DATASET RECORDS =
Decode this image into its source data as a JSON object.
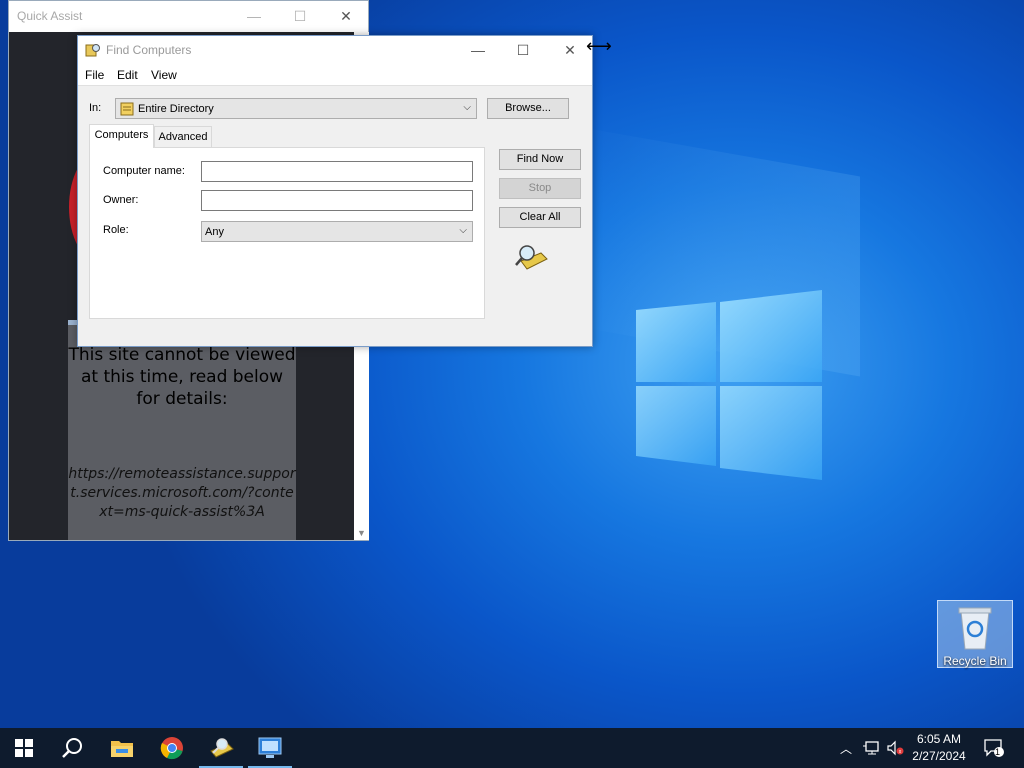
{
  "desktop": {
    "recycle_bin_label": "Recycle Bin"
  },
  "quick_assist": {
    "title": "Quick Assist",
    "message": "This site cannot be viewed at this time, read below for details:",
    "url": "https://remoteassistance.support.services.microsoft.com/?context=ms-quick-assist%3A"
  },
  "find_computers": {
    "title": "Find Computers",
    "menu": [
      "File",
      "Edit",
      "View"
    ],
    "in_label": "In:",
    "in_value": "Entire Directory",
    "browse_label": "Browse...",
    "tabs": [
      "Computers",
      "Advanced"
    ],
    "computer_name_label": "Computer name:",
    "computer_name_value": "",
    "owner_label": "Owner:",
    "owner_value": "",
    "role_label": "Role:",
    "role_value": "Any",
    "find_now_label": "Find Now",
    "stop_label": "Stop",
    "clear_all_label": "Clear All"
  },
  "taskbar": {
    "items": [
      "start-icon",
      "search-icon",
      "file-explorer-icon",
      "chrome-icon",
      "find-computers-icon",
      "remote-desktop-icon"
    ],
    "time": "6:05 AM",
    "date": "2/27/2024",
    "notification_count": "1"
  },
  "colors": {
    "desktop_blue": "#0b63d6",
    "taskbar": "#0e1b2d",
    "accent": "#76b9ed"
  }
}
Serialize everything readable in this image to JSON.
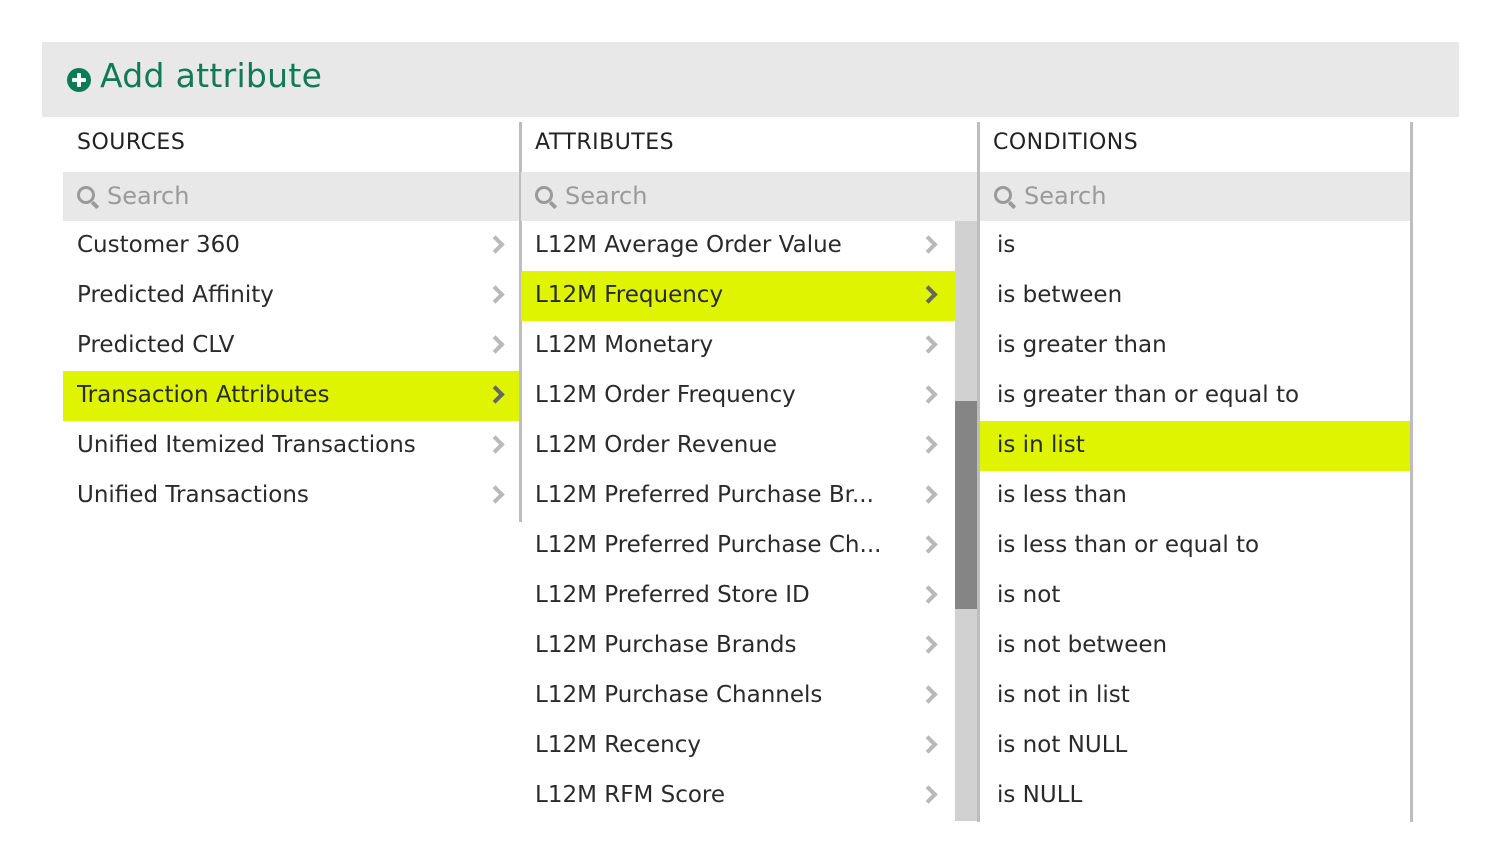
{
  "header": {
    "title": "Add attribute"
  },
  "sources": {
    "title": "SOURCES",
    "search_placeholder": "Search",
    "items": [
      {
        "label": "Customer 360"
      },
      {
        "label": "Predicted Affinity"
      },
      {
        "label": "Predicted CLV"
      },
      {
        "label": "Transaction Attributes",
        "selected": true
      },
      {
        "label": "Unified Itemized Transactions"
      },
      {
        "label": "Unified Transactions"
      }
    ]
  },
  "attributes": {
    "title": "ATTRIBUTES",
    "search_placeholder": "Search",
    "items": [
      {
        "label": "L12M Average Order Value"
      },
      {
        "label": "L12M Frequency",
        "selected": true
      },
      {
        "label": "L12M Monetary"
      },
      {
        "label": "L12M Order Frequency"
      },
      {
        "label": "L12M Order Revenue"
      },
      {
        "label": "L12M Preferred Purchase Br..."
      },
      {
        "label": "L12M Preferred Purchase Ch..."
      },
      {
        "label": "L12M Preferred Store ID"
      },
      {
        "label": "L12M Purchase Brands"
      },
      {
        "label": "L12M Purchase Channels"
      },
      {
        "label": "L12M Recency"
      },
      {
        "label": "L12M RFM Score"
      }
    ]
  },
  "conditions": {
    "title": "CONDITIONS",
    "search_placeholder": "Search",
    "items": [
      {
        "label": "is"
      },
      {
        "label": "is between"
      },
      {
        "label": "is greater than"
      },
      {
        "label": "is greater than or equal to"
      },
      {
        "label": "is in list",
        "selected": true
      },
      {
        "label": "is less than"
      },
      {
        "label": "is less than or equal to"
      },
      {
        "label": "is not"
      },
      {
        "label": "is not between"
      },
      {
        "label": "is not in list"
      },
      {
        "label": "is not NULL"
      },
      {
        "label": "is NULL"
      }
    ]
  },
  "colors": {
    "brand": "#0d7b55",
    "selection": "#dff400",
    "panel": "#e8e8e8"
  },
  "icons": {
    "header": "plus-circle-icon",
    "search": "search-icon",
    "row": "chevron-right-icon"
  }
}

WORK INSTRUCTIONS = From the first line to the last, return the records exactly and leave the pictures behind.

RESPONSE AREA =
Decode this image into its source data as a JSON object.
{
  "desktop": {
    "recycle_bin_label": "Recycle Bin"
  },
  "quick_assist": {
    "title": "Quick Assist",
    "message": "This site cannot be viewed at this time, read below for details:",
    "url": "https://remoteassistance.support.services.microsoft.com/?context=ms-quick-assist%3A"
  },
  "find_computers": {
    "title": "Find Computers",
    "menu": [
      "File",
      "Edit",
      "View"
    ],
    "in_label": "In:",
    "in_value": "Entire Directory",
    "browse_label": "Browse...",
    "tabs": [
      "Computers",
      "Advanced"
    ],
    "computer_name_label": "Computer name:",
    "computer_name_value": "",
    "owner_label": "Owner:",
    "owner_value": "",
    "role_label": "Role:",
    "role_value": "Any",
    "find_now_label": "Find Now",
    "stop_label": "Stop",
    "clear_all_label": "Clear All"
  },
  "taskbar": {
    "items": [
      "start-icon",
      "search-icon",
      "file-explorer-icon",
      "chrome-icon",
      "find-computers-icon",
      "remote-desktop-icon"
    ],
    "time": "6:05 AM",
    "date": "2/27/2024",
    "notification_count": "1"
  },
  "colors": {
    "desktop_blue": "#0b63d6",
    "taskbar": "#0e1b2d",
    "accent": "#76b9ed"
  }
}
Serialize everything readable in this image to JSON.
{
  "header": {
    "title": "Add attribute"
  },
  "sources": {
    "title": "SOURCES",
    "search_placeholder": "Search",
    "items": [
      {
        "label": "Customer 360"
      },
      {
        "label": "Predicted Affinity"
      },
      {
        "label": "Predicted CLV"
      },
      {
        "label": "Transaction Attributes",
        "selected": true
      },
      {
        "label": "Unified Itemized Transactions"
      },
      {
        "label": "Unified Transactions"
      }
    ]
  },
  "attributes": {
    "title": "ATTRIBUTES",
    "search_placeholder": "Search",
    "items": [
      {
        "label": "L12M Average Order Value"
      },
      {
        "label": "L12M Frequency",
        "selected": true
      },
      {
        "label": "L12M Monetary"
      },
      {
        "label": "L12M Order Frequency"
      },
      {
        "label": "L12M Order Revenue"
      },
      {
        "label": "L12M Preferred Purchase Br..."
      },
      {
        "label": "L12M Preferred Purchase Ch..."
      },
      {
        "label": "L12M Preferred Store ID"
      },
      {
        "label": "L12M Purchase Brands"
      },
      {
        "label": "L12M Purchase Channels"
      },
      {
        "label": "L12M Recency"
      },
      {
        "label": "L12M RFM Score"
      }
    ]
  },
  "conditions": {
    "title": "CONDITIONS",
    "search_placeholder": "Search",
    "items": [
      {
        "label": "is"
      },
      {
        "label": "is between"
      },
      {
        "label": "is greater than"
      },
      {
        "label": "is greater than or equal to"
      },
      {
        "label": "is in list",
        "selected": true
      },
      {
        "label": "is less than"
      },
      {
        "label": "is less than or equal to"
      },
      {
        "label": "is not"
      },
      {
        "label": "is not between"
      },
      {
        "label": "is not in list"
      },
      {
        "label": "is not NULL"
      },
      {
        "label": "is NULL"
      }
    ]
  },
  "colors": {
    "brand": "#0d7b55",
    "selection": "#dff400",
    "panel": "#e8e8e8"
  },
  "icons": {
    "header": "plus-circle-icon",
    "search": "search-icon",
    "row": "chevron-right-icon"
  }
}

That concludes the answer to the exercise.